* **TASK GOAL**
Each line in the entries below that holds the string "false" is to be listed.

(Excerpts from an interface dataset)
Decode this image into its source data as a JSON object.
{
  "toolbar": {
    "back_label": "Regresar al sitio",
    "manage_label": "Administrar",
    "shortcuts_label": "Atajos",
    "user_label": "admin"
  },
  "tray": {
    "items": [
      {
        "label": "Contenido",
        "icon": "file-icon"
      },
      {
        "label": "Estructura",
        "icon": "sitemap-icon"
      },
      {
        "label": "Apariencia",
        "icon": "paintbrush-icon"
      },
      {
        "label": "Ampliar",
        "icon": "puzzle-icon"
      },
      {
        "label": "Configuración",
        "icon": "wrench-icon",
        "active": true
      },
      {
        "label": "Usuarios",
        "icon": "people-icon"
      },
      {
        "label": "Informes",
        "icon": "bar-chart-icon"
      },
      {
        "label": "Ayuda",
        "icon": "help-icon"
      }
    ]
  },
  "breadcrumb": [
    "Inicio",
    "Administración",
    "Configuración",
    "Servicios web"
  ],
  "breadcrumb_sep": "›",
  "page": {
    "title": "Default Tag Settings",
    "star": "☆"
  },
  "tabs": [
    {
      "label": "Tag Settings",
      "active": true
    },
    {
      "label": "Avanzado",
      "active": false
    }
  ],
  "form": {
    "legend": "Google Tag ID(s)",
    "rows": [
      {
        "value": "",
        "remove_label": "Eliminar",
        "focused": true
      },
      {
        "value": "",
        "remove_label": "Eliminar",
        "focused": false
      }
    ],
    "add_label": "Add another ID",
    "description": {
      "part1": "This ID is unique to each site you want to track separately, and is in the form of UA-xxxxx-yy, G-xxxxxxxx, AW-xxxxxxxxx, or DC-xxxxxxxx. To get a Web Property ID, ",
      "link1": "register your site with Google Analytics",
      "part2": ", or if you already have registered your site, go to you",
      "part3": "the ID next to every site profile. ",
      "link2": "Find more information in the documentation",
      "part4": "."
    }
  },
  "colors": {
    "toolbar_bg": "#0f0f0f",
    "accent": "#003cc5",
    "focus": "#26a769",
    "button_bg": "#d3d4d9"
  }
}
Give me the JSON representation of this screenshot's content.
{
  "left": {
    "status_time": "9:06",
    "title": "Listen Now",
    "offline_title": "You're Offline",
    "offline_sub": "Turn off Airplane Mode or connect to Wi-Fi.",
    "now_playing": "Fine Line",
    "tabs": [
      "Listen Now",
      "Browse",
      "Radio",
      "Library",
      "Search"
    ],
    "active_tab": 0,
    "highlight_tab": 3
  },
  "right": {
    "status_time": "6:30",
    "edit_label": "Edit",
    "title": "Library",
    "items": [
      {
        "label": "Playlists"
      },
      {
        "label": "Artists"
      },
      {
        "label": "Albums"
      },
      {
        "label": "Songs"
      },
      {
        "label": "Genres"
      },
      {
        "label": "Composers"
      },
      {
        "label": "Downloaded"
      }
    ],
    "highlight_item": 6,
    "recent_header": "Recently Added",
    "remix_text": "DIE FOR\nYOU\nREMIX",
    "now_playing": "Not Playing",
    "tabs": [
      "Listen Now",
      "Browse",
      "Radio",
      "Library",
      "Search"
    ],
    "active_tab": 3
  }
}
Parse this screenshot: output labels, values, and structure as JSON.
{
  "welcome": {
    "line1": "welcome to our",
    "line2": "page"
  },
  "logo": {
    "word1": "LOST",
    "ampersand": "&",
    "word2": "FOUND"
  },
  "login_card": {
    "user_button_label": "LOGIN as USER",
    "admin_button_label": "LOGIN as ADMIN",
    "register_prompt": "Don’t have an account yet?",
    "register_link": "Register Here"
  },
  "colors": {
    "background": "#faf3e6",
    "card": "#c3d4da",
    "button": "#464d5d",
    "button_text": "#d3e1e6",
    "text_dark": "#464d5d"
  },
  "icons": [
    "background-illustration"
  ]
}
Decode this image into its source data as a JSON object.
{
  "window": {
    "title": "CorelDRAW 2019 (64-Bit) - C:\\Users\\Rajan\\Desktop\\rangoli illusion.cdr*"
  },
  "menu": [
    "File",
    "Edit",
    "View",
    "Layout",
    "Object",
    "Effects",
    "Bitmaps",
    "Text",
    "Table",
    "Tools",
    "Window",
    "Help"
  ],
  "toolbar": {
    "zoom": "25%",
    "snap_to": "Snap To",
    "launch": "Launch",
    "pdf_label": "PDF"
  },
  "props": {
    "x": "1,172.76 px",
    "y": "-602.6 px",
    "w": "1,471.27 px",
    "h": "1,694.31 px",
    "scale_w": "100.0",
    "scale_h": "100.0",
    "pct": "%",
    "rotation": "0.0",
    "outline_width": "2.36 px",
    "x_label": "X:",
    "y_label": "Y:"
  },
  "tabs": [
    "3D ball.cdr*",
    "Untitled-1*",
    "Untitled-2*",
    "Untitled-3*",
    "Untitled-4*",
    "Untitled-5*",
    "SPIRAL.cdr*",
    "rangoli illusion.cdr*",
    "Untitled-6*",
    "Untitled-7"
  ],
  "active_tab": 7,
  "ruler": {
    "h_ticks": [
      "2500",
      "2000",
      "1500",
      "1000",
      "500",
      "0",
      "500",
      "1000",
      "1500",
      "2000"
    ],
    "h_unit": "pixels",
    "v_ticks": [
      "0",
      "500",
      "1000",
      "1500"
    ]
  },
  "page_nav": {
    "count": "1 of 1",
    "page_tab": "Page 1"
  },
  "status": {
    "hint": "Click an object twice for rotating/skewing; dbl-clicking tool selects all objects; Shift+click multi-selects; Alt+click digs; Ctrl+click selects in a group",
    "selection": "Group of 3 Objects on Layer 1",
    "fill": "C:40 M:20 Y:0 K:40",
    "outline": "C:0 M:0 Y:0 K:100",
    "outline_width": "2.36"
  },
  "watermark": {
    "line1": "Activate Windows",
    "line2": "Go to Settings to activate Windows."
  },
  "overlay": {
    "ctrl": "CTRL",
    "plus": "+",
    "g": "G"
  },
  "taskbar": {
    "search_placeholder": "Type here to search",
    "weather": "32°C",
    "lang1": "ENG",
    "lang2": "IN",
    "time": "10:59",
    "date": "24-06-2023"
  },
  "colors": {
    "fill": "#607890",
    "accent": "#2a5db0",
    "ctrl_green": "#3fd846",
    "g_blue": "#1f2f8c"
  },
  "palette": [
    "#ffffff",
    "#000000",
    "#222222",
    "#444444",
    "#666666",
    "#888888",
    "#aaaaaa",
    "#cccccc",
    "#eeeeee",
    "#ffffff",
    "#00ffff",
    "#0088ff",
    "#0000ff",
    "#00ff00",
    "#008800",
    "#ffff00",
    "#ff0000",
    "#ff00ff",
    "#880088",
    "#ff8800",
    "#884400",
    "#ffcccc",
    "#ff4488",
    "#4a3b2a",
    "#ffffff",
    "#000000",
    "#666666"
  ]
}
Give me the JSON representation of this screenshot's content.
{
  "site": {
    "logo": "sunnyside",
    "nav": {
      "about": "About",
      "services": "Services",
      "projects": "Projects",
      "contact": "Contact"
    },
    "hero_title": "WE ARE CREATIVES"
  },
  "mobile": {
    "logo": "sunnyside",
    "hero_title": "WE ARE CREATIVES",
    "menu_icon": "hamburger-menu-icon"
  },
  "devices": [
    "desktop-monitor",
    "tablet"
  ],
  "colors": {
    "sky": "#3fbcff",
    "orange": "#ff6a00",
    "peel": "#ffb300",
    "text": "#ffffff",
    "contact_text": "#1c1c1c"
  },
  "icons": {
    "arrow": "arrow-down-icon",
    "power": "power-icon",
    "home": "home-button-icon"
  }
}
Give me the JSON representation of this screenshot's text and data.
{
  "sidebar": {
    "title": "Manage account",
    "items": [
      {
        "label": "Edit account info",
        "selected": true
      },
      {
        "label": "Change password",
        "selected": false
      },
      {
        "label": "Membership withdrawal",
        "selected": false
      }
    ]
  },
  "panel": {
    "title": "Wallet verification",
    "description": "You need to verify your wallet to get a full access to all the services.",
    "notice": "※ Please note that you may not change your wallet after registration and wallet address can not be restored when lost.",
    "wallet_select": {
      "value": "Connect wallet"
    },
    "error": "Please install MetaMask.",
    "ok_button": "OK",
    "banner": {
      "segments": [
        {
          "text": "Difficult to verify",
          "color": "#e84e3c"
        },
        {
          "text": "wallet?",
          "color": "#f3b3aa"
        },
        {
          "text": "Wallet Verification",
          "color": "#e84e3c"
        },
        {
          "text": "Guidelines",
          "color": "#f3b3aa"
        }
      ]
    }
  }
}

* **WRITTEN SOLUTION**
      "active": false
        "focused": false
        "selected": false
        "selected": false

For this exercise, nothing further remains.